Vertical restrictions are restrictions of competition generally contained in vertical agreements, i.e. “agreements or concerted practices entered into between two or more undertakings each of which operates, for the purposes of the agreement or the concerted practice, at a different level of the production or distribution chain, and relating to the conditions under which the parties may purchase, sell or resell certain goods or services” (Regulation No 330/2010, Art. 1(1)(a). Competition authorities often show them a measure of indulgence since, unlike horizontal agreements, in theory they lead to an increase in inter-brand competition. In addition, while with horizontal ties, the market power of one undertaking may incite its competitors to engage in anticompetitive conduct, with vertical ties, market power is ostensibly neutralized.

Distribution agreements (exclusive purchase, exclusive distribution, selective distribution, automobile distribution and franchise agreements) between the supplier and the members of its distribution network, constitute, as such, agreements likely to affect competition by virtue of the clauses they contain or by virtue of the conditions under which they are implemented. However, in its report for 1987, the Competition Council [now the Competition Authority] emphasized that selective distribution systems are not necessarily contrary to the provisions of Article L. 420-1 of the Commercial Code. While selection has the effect of limiting the number of retailers able to market the product in question and may reduce the intensity of price competition, it is also a source of competition on the basis of quality.  Over the years, the Competition Authority has adopted a flexible approach emphasizing the ambivalence of distribution agreements that reduce competition between network members (intra-brand competition), but in principle increase competition between networks (inter-brand competition). They must therefore be assessed taking account of the context in which they are implemented.

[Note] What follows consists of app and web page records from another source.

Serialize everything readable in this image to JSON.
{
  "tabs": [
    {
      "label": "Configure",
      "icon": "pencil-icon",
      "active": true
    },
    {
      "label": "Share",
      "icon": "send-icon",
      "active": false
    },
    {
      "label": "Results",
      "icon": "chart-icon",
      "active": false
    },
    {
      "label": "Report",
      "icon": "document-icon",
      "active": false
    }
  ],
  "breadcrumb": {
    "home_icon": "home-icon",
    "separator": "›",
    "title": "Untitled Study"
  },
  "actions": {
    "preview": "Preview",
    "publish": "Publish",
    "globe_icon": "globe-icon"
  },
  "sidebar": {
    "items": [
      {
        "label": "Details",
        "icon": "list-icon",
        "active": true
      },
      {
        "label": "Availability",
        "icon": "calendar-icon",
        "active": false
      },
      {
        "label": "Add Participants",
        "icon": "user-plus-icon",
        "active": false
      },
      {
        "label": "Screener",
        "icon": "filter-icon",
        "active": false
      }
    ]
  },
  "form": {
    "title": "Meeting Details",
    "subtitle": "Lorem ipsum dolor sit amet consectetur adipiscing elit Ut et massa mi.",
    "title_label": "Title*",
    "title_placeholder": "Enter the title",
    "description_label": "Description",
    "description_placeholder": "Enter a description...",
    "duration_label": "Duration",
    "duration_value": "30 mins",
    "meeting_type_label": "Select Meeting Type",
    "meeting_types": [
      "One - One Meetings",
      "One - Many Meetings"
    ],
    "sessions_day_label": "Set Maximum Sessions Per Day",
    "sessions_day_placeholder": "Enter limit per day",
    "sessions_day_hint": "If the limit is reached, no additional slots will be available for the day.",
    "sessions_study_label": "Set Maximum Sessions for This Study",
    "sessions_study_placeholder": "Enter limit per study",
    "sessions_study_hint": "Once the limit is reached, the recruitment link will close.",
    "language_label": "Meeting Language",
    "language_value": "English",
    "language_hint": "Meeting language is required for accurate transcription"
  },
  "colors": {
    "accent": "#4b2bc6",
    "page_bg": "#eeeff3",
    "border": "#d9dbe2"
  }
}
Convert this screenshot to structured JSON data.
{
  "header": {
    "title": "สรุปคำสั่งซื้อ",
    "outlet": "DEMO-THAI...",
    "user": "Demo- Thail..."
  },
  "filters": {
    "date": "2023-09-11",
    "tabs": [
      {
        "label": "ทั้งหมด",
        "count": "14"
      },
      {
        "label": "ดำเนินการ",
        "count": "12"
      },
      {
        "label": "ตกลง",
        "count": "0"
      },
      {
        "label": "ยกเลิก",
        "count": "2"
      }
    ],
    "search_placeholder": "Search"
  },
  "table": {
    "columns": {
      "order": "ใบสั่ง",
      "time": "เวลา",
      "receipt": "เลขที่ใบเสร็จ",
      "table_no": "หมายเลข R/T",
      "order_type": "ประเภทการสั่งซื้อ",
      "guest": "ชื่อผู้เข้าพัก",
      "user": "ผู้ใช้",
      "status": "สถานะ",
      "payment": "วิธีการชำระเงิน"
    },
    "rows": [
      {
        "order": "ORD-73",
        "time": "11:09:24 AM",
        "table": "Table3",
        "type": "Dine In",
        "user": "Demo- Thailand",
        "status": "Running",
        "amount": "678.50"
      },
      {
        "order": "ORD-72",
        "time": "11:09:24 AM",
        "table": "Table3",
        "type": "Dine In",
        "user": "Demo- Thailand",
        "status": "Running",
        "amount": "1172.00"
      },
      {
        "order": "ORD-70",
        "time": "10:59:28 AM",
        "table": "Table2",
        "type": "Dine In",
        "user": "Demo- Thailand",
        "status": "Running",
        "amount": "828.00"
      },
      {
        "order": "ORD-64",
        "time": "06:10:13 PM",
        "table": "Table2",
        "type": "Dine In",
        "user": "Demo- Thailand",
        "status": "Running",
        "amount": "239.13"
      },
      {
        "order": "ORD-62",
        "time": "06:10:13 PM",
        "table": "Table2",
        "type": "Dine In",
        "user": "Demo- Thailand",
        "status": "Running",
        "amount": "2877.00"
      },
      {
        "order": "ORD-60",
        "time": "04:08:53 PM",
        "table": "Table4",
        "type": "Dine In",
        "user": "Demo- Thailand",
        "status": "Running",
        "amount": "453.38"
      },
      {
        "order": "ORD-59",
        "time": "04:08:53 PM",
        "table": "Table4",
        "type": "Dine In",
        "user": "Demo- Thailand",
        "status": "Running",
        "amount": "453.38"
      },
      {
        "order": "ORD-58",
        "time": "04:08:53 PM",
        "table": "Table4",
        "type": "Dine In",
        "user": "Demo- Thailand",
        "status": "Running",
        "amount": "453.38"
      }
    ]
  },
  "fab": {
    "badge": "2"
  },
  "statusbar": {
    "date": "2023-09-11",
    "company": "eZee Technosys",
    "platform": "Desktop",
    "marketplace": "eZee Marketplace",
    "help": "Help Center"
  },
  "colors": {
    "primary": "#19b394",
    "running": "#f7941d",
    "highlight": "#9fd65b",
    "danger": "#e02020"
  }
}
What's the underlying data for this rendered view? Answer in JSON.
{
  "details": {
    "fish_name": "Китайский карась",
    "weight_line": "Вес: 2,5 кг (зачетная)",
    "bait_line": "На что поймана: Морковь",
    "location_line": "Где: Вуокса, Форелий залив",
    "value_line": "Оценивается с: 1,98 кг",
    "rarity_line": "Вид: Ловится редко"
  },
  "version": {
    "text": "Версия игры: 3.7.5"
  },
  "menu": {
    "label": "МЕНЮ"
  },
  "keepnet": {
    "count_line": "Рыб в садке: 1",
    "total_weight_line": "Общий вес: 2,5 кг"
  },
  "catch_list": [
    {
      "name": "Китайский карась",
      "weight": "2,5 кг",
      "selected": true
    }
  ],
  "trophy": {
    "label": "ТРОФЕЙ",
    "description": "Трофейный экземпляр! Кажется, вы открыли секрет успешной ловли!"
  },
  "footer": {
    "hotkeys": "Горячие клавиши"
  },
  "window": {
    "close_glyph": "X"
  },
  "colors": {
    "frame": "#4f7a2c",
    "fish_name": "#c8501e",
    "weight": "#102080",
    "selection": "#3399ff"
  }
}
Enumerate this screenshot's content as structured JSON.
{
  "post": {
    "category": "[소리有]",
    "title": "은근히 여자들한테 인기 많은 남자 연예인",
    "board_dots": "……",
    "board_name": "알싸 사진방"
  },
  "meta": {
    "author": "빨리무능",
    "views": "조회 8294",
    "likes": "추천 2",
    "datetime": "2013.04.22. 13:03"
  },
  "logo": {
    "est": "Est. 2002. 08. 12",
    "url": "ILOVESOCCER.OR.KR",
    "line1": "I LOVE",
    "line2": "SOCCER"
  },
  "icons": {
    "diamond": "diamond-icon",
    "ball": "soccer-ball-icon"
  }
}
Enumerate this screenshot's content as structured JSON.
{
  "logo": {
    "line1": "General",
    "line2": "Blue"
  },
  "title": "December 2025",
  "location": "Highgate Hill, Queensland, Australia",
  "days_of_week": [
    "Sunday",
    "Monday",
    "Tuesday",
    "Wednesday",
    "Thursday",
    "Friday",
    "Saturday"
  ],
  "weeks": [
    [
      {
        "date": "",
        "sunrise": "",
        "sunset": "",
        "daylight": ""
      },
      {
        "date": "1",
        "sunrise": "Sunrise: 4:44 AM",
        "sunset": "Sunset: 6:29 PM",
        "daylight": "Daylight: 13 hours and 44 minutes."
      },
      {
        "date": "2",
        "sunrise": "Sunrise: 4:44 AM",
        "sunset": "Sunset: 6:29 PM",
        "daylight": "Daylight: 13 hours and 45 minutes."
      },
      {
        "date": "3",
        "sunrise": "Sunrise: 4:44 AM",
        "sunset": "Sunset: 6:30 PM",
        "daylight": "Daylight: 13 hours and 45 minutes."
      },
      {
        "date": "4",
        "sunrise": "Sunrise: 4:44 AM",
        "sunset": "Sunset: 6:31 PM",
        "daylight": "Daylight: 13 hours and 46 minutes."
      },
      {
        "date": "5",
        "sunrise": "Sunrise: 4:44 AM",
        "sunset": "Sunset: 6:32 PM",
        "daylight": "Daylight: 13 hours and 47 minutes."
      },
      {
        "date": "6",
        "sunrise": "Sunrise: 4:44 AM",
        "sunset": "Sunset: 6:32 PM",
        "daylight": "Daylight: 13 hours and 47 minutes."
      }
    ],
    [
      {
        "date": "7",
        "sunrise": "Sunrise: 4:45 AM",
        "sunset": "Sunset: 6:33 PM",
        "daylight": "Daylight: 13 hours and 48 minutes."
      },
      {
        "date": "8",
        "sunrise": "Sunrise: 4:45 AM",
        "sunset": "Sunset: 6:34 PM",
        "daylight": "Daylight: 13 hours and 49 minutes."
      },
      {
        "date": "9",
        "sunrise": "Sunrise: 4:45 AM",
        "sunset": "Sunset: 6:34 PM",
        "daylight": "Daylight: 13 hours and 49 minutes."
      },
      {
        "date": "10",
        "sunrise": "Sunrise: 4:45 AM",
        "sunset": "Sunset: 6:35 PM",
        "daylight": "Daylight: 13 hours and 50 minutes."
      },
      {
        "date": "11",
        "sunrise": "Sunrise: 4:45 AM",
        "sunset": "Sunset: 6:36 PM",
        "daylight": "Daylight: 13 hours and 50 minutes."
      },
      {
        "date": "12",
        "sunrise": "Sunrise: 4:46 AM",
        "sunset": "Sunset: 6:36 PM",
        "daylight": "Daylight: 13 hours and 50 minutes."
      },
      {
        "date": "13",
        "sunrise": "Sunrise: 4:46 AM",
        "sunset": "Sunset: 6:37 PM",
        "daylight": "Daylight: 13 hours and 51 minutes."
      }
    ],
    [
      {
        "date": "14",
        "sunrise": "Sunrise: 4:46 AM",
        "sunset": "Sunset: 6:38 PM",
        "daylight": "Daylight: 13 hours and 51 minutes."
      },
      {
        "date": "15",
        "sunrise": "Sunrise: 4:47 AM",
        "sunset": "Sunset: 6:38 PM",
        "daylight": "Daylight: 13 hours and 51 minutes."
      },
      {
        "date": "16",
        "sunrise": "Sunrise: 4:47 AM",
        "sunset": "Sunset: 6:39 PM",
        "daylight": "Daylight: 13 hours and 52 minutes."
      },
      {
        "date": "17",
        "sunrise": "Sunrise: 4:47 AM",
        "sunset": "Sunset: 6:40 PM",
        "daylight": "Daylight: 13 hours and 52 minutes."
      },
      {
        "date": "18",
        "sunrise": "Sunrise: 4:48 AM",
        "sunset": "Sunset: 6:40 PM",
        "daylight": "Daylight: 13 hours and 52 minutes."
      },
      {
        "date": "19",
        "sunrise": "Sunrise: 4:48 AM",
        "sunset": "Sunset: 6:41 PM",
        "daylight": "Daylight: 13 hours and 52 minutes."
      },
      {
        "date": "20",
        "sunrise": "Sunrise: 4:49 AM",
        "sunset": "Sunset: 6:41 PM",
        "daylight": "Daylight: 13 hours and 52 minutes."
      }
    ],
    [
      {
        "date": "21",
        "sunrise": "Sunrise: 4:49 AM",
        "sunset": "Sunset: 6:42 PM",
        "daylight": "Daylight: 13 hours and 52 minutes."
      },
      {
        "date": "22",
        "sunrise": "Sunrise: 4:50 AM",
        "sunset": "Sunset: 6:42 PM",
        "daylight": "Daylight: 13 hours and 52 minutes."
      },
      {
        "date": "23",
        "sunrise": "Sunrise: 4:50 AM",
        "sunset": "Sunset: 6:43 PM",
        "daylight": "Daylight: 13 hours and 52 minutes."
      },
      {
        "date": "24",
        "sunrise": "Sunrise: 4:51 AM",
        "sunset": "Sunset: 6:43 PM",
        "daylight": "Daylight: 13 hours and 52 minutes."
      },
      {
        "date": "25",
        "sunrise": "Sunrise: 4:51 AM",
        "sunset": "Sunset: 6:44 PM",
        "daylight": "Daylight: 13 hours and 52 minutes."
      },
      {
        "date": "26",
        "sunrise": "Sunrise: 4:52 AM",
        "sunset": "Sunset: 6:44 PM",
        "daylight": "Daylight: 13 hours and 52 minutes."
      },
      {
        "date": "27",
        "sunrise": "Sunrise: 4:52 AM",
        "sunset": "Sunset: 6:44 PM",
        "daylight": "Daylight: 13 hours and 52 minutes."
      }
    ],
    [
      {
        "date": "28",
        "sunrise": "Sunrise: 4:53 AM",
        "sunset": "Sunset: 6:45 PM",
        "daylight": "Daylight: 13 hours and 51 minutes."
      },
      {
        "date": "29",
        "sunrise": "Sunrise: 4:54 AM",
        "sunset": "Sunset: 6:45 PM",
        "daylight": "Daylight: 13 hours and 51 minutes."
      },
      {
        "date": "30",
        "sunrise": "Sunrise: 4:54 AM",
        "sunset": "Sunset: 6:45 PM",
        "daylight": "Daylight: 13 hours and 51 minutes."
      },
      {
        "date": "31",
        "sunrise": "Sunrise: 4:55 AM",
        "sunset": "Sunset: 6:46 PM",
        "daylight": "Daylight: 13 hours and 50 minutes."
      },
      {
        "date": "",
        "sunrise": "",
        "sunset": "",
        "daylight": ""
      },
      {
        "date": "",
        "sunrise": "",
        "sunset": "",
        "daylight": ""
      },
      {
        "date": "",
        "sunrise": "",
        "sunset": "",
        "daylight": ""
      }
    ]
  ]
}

Regulation No 330/2010 of 20 April 2010 (Vertical Restraints BER), which has a very broad scope of application, covers virtually all vertical agreements, i.e. all agreements between undertakings located at different levels of the production and distribution chain and whose object is the purchase, sale or resale of certain goods and services. Only those agreements which are contrary to the provisions of Article 101(1) TFEU but which meet with sufficient certainty the conditions for the application of Article 101(3) are included in the category (Art. 2). The regulation establishes a presumption of legality for agreements that do not contain restrictions with serious anticompetitive effects when the supplier and the buyer each have a market share not exceeding 30% (Art. 3). As national competition authorities are authorized by Regulation No 1/2003 to withdraw the benefit of the application of a block exemption regulation on their territory (Art. 29), the Competition Authority is fully competent to apply Regulation No 330/2010 where an agreement falls within its scope of application.  Where the conditions for application of the Regulation are not met, in particular where the restriction does not affect trade between Member States, the French Authority considers that the European rules can nevertheless be used as a guide for analysis in the context of the rule of reason.